Under the view from Boston Fed President Eric Rosengren, who is one of 19 Fed policymakers, the U.S. central bank's large-scale asset purchases would continue as long as inflation expectations remained subdued and they would not necessarily stop once the 7.25 percent jobless threshold was crossed.
Wading deeper into the debate over what parameters the central bank should use for maintaining its ultra-easy monetary policy, Rosengren said he would like the Fed to keep interest rates near zero until the jobless rate falls to 6.5 percent.
The unemployment rate was 7.8 percent in September. The government will report labor market figures for October, including the jobless rate, on Friday.
The weak U.S. labor market and stumbling economic growth prompted the Fed in September to launch a third round of quantitative easing, or QE3, under which it is buying $40 billion worth of bonds per month, with no set end date.
The Fed has said it will buy mortgage debt and possibly Treasuries until the labor market outlook improves "substantially" - a term Fed policymakers are now attempting to define. Rosengren's take is the most specific yet.
"My own personal assessment is that, as long as inflation and inflation expectations are expected to remain well-behaved in the medium term, we should continue to forcefully pursue asset purchases at least until the national unemployment rate falls below 7.25 percent and then assess the situation," Rosengren, a voter on Fed policy next year, said.
Rosengren, who is firmly on the dovish wing of Fed policymakers, said he thinks of unemployment at about 7.25 percent as a threshold, not a trigger that would automatically change policy.

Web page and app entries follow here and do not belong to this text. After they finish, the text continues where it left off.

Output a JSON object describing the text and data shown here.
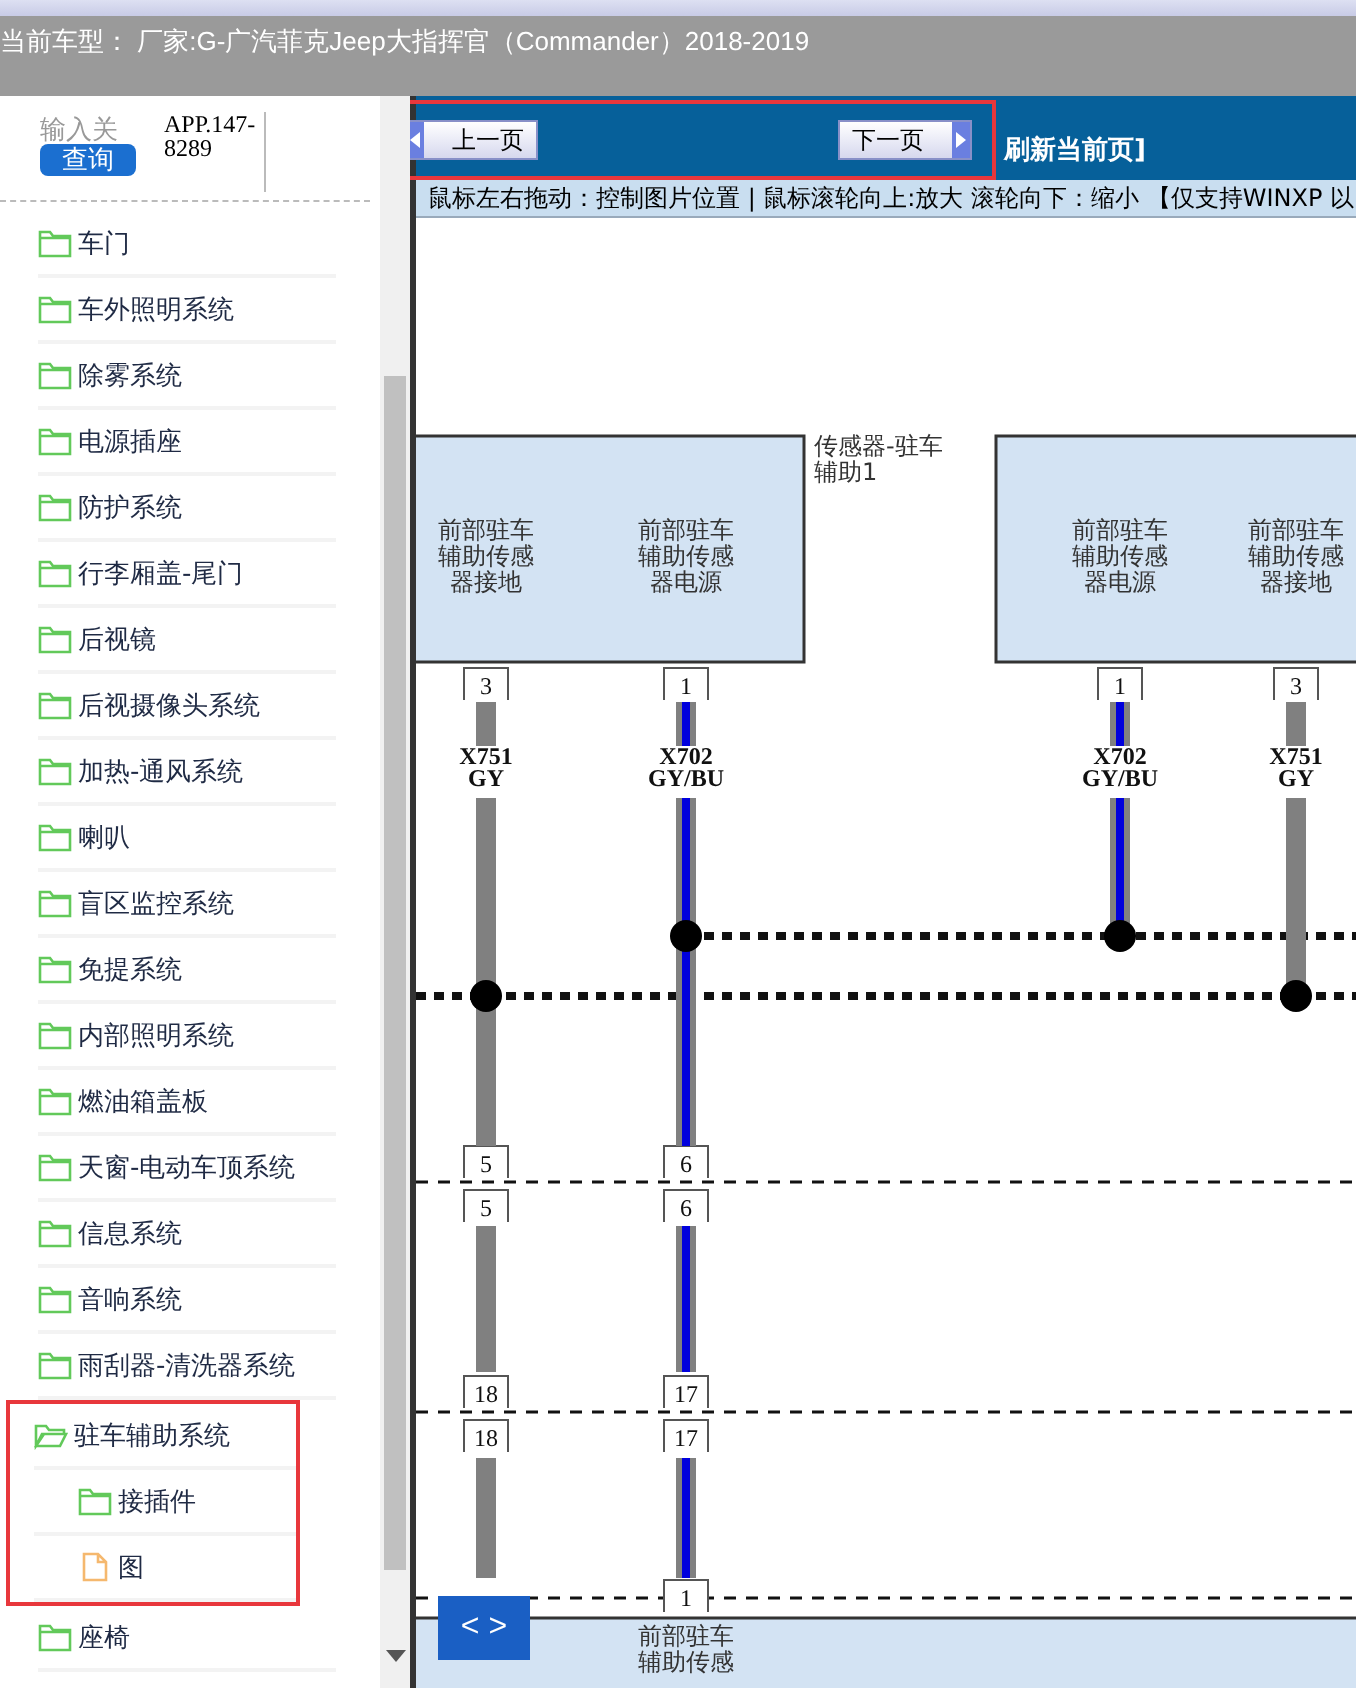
{
  "header": {
    "title": "当前车型：  厂家:G-广汽菲克Jeep大指挥官（Commander）2018-2019"
  },
  "sidebar": {
    "search": {
      "placeholder": "输入关",
      "button": "查询"
    },
    "phone": "APP.147-8289",
    "tree": [
      {
        "label": "车门",
        "kind": "folder",
        "expanded": false
      },
      {
        "label": "车外照明系统",
        "kind": "folder",
        "expanded": false
      },
      {
        "label": "除雾系统",
        "kind": "folder",
        "expanded": false
      },
      {
        "label": "电源插座",
        "kind": "folder",
        "expanded": false
      },
      {
        "label": "防护系统",
        "kind": "folder",
        "expanded": false
      },
      {
        "label": "行李厢盖-尾门",
        "kind": "folder",
        "expanded": false
      },
      {
        "label": "后视镜",
        "kind": "folder",
        "expanded": false
      },
      {
        "label": "后视摄像头系统",
        "kind": "folder",
        "expanded": false
      },
      {
        "label": "加热-通风系统",
        "kind": "folder",
        "expanded": false
      },
      {
        "label": "喇叭",
        "kind": "folder",
        "expanded": false
      },
      {
        "label": "盲区监控系统",
        "kind": "folder",
        "expanded": false
      },
      {
        "label": "免提系统",
        "kind": "folder",
        "expanded": false
      },
      {
        "label": "内部照明系统",
        "kind": "folder",
        "expanded": false
      },
      {
        "label": "燃油箱盖板",
        "kind": "folder",
        "expanded": false
      },
      {
        "label": "天窗-电动车顶系统",
        "kind": "folder",
        "expanded": false
      },
      {
        "label": "信息系统",
        "kind": "folder",
        "expanded": false
      },
      {
        "label": "音响系统",
        "kind": "folder",
        "expanded": false
      },
      {
        "label": "雨刮器-清洗器系统",
        "kind": "folder",
        "expanded": false
      },
      {
        "label": "驻车辅助系统",
        "kind": "folder",
        "expanded": true,
        "annotated": true,
        "children": [
          {
            "label": "接插件",
            "kind": "folder",
            "expanded": false
          },
          {
            "label": "图",
            "kind": "file"
          }
        ]
      },
      {
        "label": "座椅",
        "kind": "folder",
        "expanded": false
      }
    ]
  },
  "toolbar": {
    "prev": "上一页",
    "next": "下一页",
    "annotated": true,
    "refresh": "刷新当前页]",
    "hint": "鼠标左右拖动：控制图片位置 | 鼠标滚轮向上:放大  滚轮向下：缩小 【仅支持WINXP 以"
  },
  "diagram": {
    "caption": "传感器-驻车辅助1",
    "pan_button": "< >",
    "columns": [
      {
        "label": "前部驻车辅助传感器接地",
        "pin": "3",
        "wire": "X751",
        "code": "GY",
        "color": "#808080",
        "upper_splice": false,
        "breaks": [
          {
            "upper": "5",
            "lower": "5"
          },
          {
            "upper": "18",
            "lower": "18"
          }
        ]
      },
      {
        "label": "前部驻车辅助传感器电源",
        "pin": "1",
        "wire": "X702",
        "code": "GY/BU",
        "color": "#0000dd",
        "upper_splice": true,
        "breaks": [
          {
            "upper": "6",
            "lower": "6"
          },
          {
            "upper": "17",
            "lower": "17"
          }
        ],
        "end_pin": "1",
        "bottom_label": "前部驻车辅助传感"
      },
      {
        "label": "前部驻车辅助传感器电源",
        "pin": "1",
        "wire": "X702",
        "code": "GY/BU",
        "color": "#0000dd",
        "upper_splice": true
      },
      {
        "label": "前部驻车辅助传感器接地",
        "pin": "3",
        "wire": "X751",
        "code": "GY",
        "color": "#808080",
        "upper_splice": false
      }
    ]
  }
}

Other Fed policymakers have used only general terms to describe what they consider a "substantial" improvement in labor that would bring about an end to the bond buying. The Fed has now bought some $2.3 trillion in long-term securities in an unprecedented drive to spur growth and revive the economy after the worst recession in decades.
PLAN FOR LOW RATES
However, Rosengren's line in the sand on the federal funds rate - which has been near zero since late 2008 - comes after other regional bank presidents also pitched specific plans.
According to the minutes of the last two policy meetings, policymakers appear to be moving closer to setting formal markers, such as inflation and unemployment, that would cause the Fed reverse its aggressive efforts to boost the U.S. economy.
"My own personal view is that if inflationary pressures remain muted, then labor market conditions would need to be more like 6.5 percent unemployment to warrant the federal funds rate being lifted off the zero bound," Rosengren said.
Rosengren has consistently called for strong policy steps to lower the unemployment rate.
October's jobs report is expected to show non-farm employers added 125,000 jobs last month - not enough to prevent the jobless rate from edging higher. U.S. unemployment was as high as 10 percent in 2009.
(Reporting by Tim McLaughlin; Writing by Jonathan Spicer; Editing by Leslie Adler and Andre Grenon)